> **AIM OF THE TASK**
Check every line of the data and copy the ones where "Name" appears.
**** PROVIDED MATERIAL ****
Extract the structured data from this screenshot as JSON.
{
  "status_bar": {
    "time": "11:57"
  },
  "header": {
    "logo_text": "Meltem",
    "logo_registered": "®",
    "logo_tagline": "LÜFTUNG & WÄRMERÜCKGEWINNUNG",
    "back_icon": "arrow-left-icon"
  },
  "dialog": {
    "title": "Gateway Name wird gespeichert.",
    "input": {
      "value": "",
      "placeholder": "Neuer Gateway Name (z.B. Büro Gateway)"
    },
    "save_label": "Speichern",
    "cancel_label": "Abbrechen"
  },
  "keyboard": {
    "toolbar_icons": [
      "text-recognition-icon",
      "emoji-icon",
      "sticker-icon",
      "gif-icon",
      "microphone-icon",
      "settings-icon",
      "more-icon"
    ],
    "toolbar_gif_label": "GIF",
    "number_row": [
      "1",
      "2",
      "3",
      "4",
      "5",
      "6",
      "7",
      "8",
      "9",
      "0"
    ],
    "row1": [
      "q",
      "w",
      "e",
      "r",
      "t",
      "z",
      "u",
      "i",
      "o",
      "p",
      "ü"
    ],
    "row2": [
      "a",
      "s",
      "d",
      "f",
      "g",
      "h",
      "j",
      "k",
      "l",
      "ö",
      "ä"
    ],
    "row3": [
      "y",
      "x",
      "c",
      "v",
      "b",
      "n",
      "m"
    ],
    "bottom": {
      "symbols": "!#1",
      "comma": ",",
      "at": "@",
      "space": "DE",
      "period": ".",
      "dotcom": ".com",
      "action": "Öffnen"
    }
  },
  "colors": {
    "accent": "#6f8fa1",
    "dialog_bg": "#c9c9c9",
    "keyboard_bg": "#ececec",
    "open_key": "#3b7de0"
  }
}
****
> **RESULT OF THE TASK**
    "title": "Gateway Name wird gespeichert.",
      "placeholder": "Neuer Gateway Name (z.B. Büro Gateway)"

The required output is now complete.